All businesses must undertake a fire risk assessment. This includes anyone that has paying guests, including bed & breakfasts, guesthouses or self-catering property lets. If a business has five or more employees, or a licence, they must keep a written record of their risk assessment.
Five-step risk assessment checklist
1. Identify fire hazards
How could a fire start and what could burn? Keep sources of ignition and fuel apart. If a fire does break out, what measures are in place to keep it contained so it doesn’t spread rapidly, putting people at risk? Make sure fire doors are not wedged or propped open as they need to be closed to prevent fire spreading.
2. Identify anyone at risk

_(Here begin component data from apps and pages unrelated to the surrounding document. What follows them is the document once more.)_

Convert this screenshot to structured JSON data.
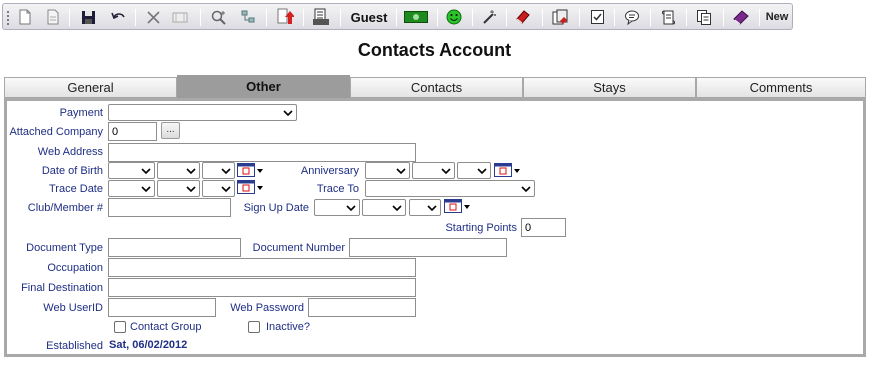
{
  "toolbar": {
    "guest_label": "Guest",
    "new_label": "New",
    "icons": [
      "new-document-icon",
      "copy-document-icon",
      "save-icon",
      "undo-icon",
      "delete-icon",
      "folder-icon",
      "search-icon",
      "flowchart-icon",
      "upload-icon",
      "print-list-icon",
      "guest",
      "money-icon",
      "smiley-icon",
      "magic-wand-icon",
      "red-book-icon",
      "stack-icon",
      "checklist-icon",
      "speech-bubble-icon",
      "scroll-icon",
      "copy-pages-icon",
      "purple-book-icon",
      "new"
    ]
  },
  "page": {
    "title": "Contacts Account"
  },
  "tabs": [
    {
      "label": "General"
    },
    {
      "label": "Other"
    },
    {
      "label": "Contacts"
    },
    {
      "label": "Stays"
    },
    {
      "label": "Comments"
    }
  ],
  "form": {
    "payment_label": "Payment",
    "attached_company_label": "Attached Company",
    "attached_company_value": "0",
    "attached_company_browse": "...",
    "web_address_label": "Web Address",
    "date_of_birth_label": "Date of Birth",
    "anniversary_label": "Anniversary",
    "trace_date_label": "Trace Date",
    "trace_to_label": "Trace To",
    "club_member_label": "Club/Member #",
    "sign_up_date_label": "Sign Up Date",
    "starting_points_label": "Starting Points",
    "starting_points_value": "0",
    "document_type_label": "Document Type",
    "document_number_label": "Document Number",
    "occupation_label": "Occupation",
    "final_destination_label": "Final Destination",
    "web_userid_label": "Web UserID",
    "web_password_label": "Web Password",
    "contact_group_label": "Contact Group",
    "inactive_label": "Inactive?",
    "established_label": "Established",
    "established_value": "Sat, 06/02/2012"
  },
  "colors": {
    "label": "#1f2f84",
    "active_tab": "#9c9c9c",
    "panel_border": "#a9a9a9"
  }
}
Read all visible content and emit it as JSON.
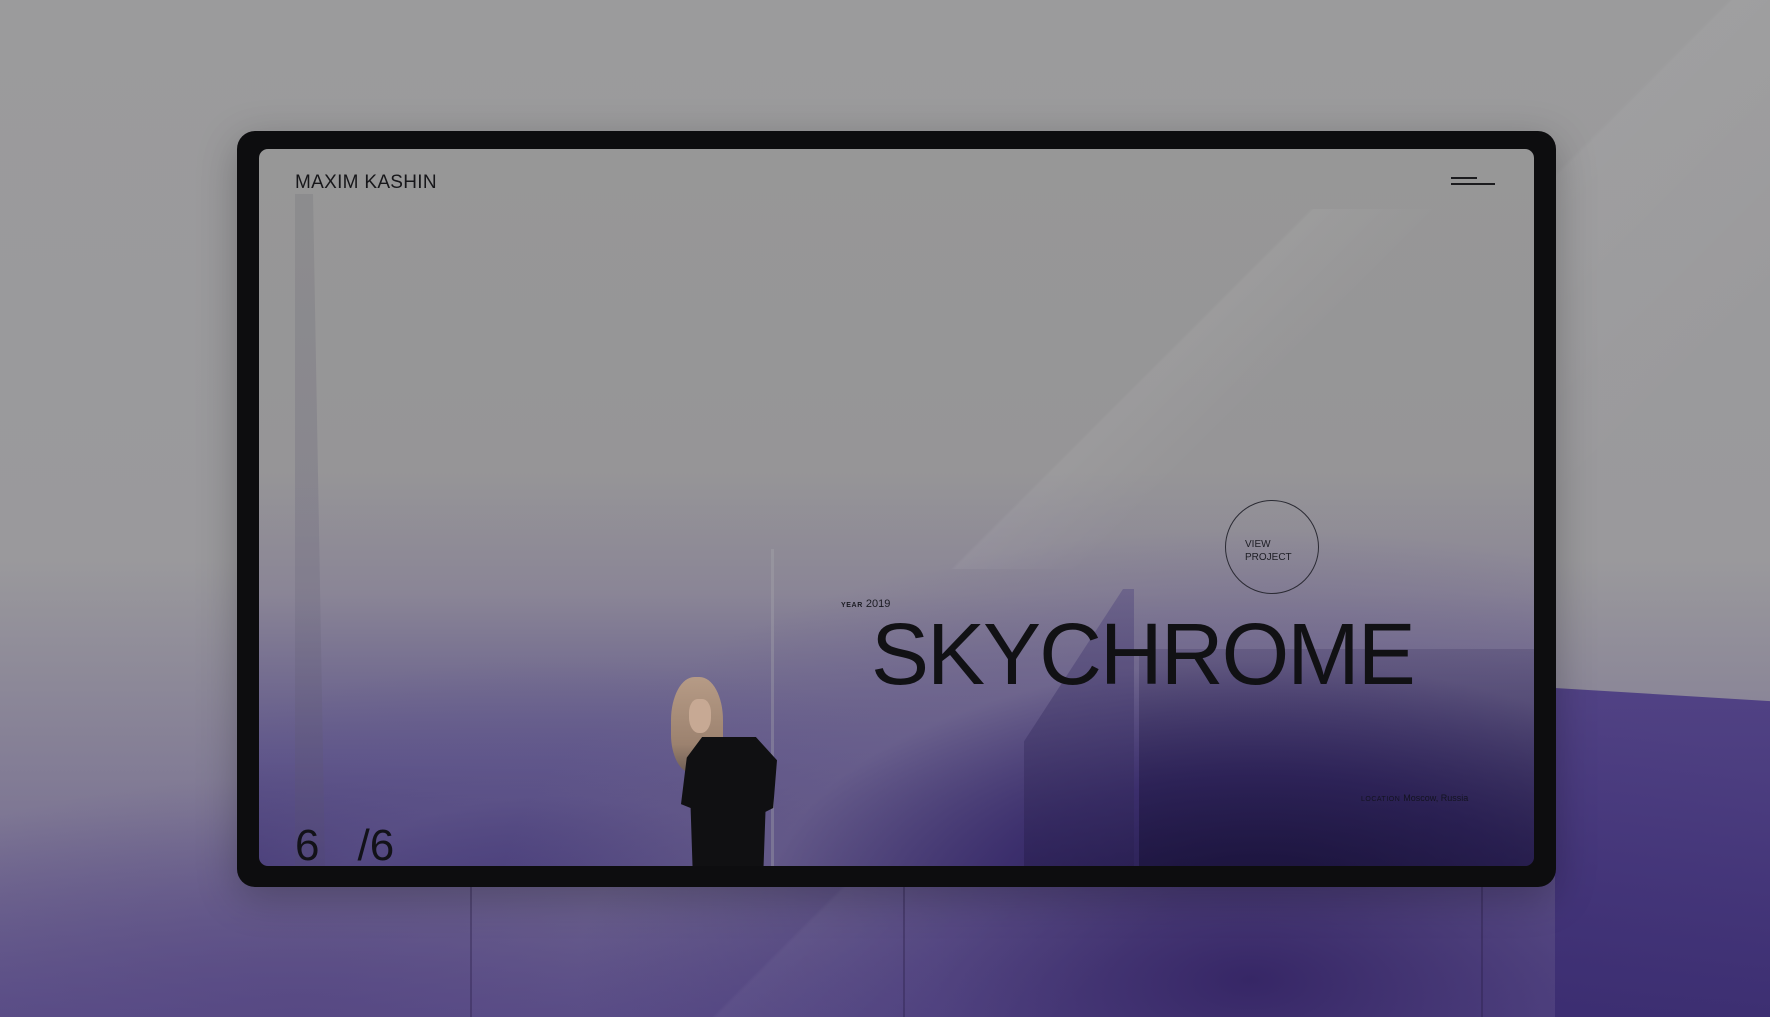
{
  "header": {
    "brand": "MAXIM KASHIN",
    "menu_icon": "hamburger-menu-icon"
  },
  "project": {
    "year_label": "YEAR",
    "year": "2019",
    "title": "SKYCHROME",
    "cta_label": "VIEW PROJECT",
    "location_label": "LOCATION",
    "location": "Moscow, Russia"
  },
  "pagination": {
    "current": "6",
    "total": "/6"
  },
  "colors": {
    "backdrop": "#9b9b9c",
    "frame": "#0d0d0f",
    "accent_purple": "#3b2e6c",
    "text": "#111114"
  }
}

Everyone is at risk of fire though some are more at risk than others, for example visitors to the building that don’t know the evacuation procedure. Think about people for whom evacuation could be more difficult, such as elderly or disabled people.
3. Evaluate, remove or reduce the risk
Evaluate what you’ve learned in steps 1 and 2, what are the risks of a fire starting and what are the risks to people in the building? Remove and reduce risks — how can you avoid accidental fires? Take action to protect everyone in the building from fire.
4. Record findings, prepare an emergency plan and provide training
Keep a record of hazards and how you’ve reduced them. If a business has five or more employees, or a licence, by law they must keep a written record of their risk assessment. However it’s a good idea for all businesses to keep a written record.
You need a clear plan of how to prevent fire and how you’ll keep people safe if there is a fire. Coordinate your plan with any other businesses in your building. Ensure all staff know what to do in case of fire.
5. Regularly revisit the fire risk assessment in case it needs updating
Always keep your risk assessment under review. If anything changes, ensure you make a note of it in your plan, tell others that share the premises and re-train staff if necessary.
Who is the Responsible Person?
The person in charge of fire safety in a business is known as the Responsible Person. This is the employer, owner of the premises or person who controls the premises.
If the Responsible Person does not have the time or expertise to do a fire risk assessment, they can appoint a Competent Person in their place, such as a professional risk assessor.
What are the duties of the Responsible Person?
- Take all reasonable fire safety precautions to ensure the safety of employees
- Carry out a fire risk assessment of the premises to be reviewed annually (or if anything changes which could prevent safe evacuation)
- Eliminate or reduce dangerous substances
- Make sure premises have appropriate firefighting and fire detection equipment
- Keep all routes to fire exits clear
- Carry out fire drills and have the right evacuation procedures in place
- Appoint enough people to manage fire safety, e.g. fire wardens
- If dangerous substances are used, make sure they are safely used and stored
- Maintain all fire systems, e.g. smoke alarms, fire alarms, so they are all in working order
- Communicate fire safety procedures to all employees and visitors
- Make sure all employees receive necessary fire safety training.
You might also like
Good ventilation and fresh air in a building improves productivity and helps people think more clearly. It also improves the health and wellbeing of employees.
All businesses need an emergency plan to clearly explain the procedure to follow if a fire breaks out. Our seven-step guide explains what is required.
Fire safety education isn’t just about what to do when the fire alarm sounds. It’s also about the prevention of fire, and methods to minimise harm and damage if a fire does break out.